Insertion: Distal phalanges of lateral four digits
Artery: Posterior tibial artery
Nerve: Tibial nerve
Action: Primary action is Flex digits
Antagonist: Extensor digitorum longus, Extensor digitorum brevis
The Flexor digitorum longus is situated on the tibial side of the leg. At its origin it is thin and pointed, but it gradually increases in size as it descends. It arises from the posterior surface of the body of the tibia, from immediately below the popliteal line to within 7 or 8 cm. of its lower extremity, medial to the tibial origin of the Tibialis posterior; it also arisesfrom the fascia covering the Tibialis posterior. The fibers end in a tendon, which runs nearly the whole length of the posterior surface of the muscle. This tendon passes behind the medial malleolus, in a groove, common to it and the Tibialis posterior, but separated from the latter by a fibrous septum, each tendon being contained in a special compartment lined by a separate mucous sheath. It passes obliquely forward and lateralward, superficial to the deltoid ligament of the ankle-joint, into the sole of the foot, where it crosses below the tendon of the Flexor hallucis longus, and receives from it a strong tendinous slip. It then expands and is joined by the Quadratus plantae, and finally divides into four tendons, which are inserted into the bases of the last phalanges of the second, third, fourth, and fifth toes, each tendon passing through an opening in the corresponding tendon of the Flexor digitorum brevis opposite the base of the first phalanx.

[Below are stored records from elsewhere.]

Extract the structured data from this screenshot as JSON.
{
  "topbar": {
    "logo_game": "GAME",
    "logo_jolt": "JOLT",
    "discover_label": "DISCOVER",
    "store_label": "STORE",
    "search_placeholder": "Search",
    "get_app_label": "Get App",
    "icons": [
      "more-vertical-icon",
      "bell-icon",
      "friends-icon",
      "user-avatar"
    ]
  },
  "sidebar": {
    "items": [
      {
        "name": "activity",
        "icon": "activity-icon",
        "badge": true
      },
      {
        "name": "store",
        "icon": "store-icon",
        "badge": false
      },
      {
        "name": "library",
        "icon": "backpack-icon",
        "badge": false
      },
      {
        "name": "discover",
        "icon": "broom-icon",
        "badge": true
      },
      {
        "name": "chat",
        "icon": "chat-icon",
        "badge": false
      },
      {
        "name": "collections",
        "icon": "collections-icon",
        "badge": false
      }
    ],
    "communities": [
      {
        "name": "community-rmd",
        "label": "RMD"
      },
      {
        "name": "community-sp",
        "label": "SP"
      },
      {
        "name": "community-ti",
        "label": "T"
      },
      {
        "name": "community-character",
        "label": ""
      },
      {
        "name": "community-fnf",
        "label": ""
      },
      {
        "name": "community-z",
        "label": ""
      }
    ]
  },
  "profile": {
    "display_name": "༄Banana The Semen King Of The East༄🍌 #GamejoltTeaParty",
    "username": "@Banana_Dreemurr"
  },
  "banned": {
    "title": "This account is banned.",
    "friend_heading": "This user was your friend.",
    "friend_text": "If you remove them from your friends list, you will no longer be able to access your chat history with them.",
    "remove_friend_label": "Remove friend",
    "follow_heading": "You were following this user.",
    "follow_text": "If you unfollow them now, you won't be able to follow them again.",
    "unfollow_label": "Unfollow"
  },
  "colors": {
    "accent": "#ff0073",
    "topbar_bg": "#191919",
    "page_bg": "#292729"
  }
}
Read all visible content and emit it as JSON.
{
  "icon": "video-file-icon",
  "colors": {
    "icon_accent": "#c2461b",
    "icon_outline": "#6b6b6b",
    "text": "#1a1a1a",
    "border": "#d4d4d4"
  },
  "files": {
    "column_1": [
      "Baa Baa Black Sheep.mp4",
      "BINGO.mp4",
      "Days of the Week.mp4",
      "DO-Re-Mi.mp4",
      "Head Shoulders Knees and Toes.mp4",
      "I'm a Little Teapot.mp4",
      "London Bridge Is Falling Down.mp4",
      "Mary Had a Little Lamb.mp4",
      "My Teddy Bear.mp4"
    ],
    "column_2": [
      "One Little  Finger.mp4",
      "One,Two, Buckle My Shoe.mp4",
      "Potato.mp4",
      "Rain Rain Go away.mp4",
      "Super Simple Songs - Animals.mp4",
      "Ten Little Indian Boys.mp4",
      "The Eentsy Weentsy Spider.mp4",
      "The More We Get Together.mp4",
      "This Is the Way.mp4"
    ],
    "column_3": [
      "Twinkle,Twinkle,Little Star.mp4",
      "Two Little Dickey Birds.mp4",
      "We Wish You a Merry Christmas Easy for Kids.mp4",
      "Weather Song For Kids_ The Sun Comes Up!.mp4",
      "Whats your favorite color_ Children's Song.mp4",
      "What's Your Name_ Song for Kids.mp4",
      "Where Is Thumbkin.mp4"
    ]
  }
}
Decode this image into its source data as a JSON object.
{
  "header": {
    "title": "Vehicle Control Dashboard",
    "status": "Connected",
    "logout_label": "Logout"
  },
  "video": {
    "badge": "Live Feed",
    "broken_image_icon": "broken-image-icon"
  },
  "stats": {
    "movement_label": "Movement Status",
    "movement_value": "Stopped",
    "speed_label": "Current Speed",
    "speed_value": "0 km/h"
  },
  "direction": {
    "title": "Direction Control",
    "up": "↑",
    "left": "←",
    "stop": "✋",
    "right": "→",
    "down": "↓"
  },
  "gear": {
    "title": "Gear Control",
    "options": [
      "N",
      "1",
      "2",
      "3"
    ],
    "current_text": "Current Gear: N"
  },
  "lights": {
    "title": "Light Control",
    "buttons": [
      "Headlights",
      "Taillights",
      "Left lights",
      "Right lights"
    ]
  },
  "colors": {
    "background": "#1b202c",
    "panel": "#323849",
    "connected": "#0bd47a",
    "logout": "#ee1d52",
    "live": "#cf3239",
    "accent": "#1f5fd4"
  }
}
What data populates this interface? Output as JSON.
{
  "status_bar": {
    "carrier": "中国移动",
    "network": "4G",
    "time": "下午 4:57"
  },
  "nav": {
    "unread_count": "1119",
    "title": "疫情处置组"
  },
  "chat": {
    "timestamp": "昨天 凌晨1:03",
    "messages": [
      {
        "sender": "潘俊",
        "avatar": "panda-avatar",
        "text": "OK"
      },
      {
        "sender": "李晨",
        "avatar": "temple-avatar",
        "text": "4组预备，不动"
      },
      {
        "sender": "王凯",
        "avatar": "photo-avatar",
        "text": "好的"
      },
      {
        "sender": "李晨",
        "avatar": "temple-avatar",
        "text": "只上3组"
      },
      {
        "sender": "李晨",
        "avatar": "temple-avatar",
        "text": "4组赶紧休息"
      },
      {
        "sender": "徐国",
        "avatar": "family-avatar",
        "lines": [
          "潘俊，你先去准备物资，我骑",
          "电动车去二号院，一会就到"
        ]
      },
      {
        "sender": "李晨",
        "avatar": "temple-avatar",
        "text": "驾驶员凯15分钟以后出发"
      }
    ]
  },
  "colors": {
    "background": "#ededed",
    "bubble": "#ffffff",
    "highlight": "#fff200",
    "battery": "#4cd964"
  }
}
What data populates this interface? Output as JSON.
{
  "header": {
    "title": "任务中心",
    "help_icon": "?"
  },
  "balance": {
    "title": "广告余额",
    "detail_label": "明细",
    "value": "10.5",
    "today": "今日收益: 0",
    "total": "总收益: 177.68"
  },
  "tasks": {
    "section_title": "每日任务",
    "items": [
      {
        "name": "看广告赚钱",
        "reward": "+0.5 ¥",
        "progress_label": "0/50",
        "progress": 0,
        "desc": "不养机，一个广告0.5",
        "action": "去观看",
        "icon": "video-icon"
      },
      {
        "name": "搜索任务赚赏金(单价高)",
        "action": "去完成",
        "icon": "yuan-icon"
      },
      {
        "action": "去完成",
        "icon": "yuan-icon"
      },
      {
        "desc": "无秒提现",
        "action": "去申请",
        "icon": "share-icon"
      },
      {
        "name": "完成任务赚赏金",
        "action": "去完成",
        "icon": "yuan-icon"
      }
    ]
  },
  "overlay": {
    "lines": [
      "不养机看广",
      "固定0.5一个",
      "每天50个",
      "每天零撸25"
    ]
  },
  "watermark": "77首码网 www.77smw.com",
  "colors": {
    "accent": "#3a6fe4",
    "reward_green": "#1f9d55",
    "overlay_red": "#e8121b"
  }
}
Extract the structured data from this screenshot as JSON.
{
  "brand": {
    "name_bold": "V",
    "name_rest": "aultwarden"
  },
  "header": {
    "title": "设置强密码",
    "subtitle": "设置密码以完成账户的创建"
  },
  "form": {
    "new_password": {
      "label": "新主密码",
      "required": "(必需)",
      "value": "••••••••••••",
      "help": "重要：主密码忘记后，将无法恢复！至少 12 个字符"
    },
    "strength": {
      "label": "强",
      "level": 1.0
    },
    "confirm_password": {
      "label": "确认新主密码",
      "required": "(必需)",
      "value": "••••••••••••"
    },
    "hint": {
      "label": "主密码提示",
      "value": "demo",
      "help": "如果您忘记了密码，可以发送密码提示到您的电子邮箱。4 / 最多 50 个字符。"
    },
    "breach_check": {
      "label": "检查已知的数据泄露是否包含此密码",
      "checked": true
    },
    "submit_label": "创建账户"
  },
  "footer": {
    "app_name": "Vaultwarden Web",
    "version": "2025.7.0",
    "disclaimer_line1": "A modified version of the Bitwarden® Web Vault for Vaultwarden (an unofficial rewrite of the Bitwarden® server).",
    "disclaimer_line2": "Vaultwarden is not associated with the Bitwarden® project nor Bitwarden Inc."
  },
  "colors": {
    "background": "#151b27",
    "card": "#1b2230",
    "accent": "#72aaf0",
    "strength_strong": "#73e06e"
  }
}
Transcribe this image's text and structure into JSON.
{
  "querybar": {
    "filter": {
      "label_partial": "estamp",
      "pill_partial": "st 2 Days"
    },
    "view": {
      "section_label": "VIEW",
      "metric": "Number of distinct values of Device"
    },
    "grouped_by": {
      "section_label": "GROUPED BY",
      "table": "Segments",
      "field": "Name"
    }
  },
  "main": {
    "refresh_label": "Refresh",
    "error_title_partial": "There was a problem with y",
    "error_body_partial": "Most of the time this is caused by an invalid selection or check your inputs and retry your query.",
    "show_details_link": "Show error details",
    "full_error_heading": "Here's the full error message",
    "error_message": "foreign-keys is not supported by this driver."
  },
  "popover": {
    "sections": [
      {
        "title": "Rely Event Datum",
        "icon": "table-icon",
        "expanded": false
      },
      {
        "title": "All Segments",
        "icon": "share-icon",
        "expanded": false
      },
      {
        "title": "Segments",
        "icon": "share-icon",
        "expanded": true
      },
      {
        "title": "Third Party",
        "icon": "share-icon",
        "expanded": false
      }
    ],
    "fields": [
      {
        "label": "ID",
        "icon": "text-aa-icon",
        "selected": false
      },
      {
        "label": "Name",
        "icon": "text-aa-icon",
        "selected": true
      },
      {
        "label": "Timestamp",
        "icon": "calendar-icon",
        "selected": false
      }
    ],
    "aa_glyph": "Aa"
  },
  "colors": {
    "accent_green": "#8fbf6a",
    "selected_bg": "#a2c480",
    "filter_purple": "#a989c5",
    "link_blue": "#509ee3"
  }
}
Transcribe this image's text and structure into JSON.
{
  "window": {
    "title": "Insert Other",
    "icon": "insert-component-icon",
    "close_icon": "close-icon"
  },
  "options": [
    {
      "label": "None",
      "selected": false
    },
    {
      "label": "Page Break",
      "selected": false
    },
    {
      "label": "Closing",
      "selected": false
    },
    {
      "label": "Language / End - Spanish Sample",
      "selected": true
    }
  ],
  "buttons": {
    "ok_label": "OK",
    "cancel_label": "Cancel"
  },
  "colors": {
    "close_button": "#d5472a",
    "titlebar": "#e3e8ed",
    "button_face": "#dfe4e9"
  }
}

Variations.—Flexor accessorius longus digitorum, not infrequent, origin from fibula, or tibia, or the deep fascia and ending in a tendon which, after passing beneath the laciniate ligament, joins the tendon of the long flexor or the Quadratus plantae.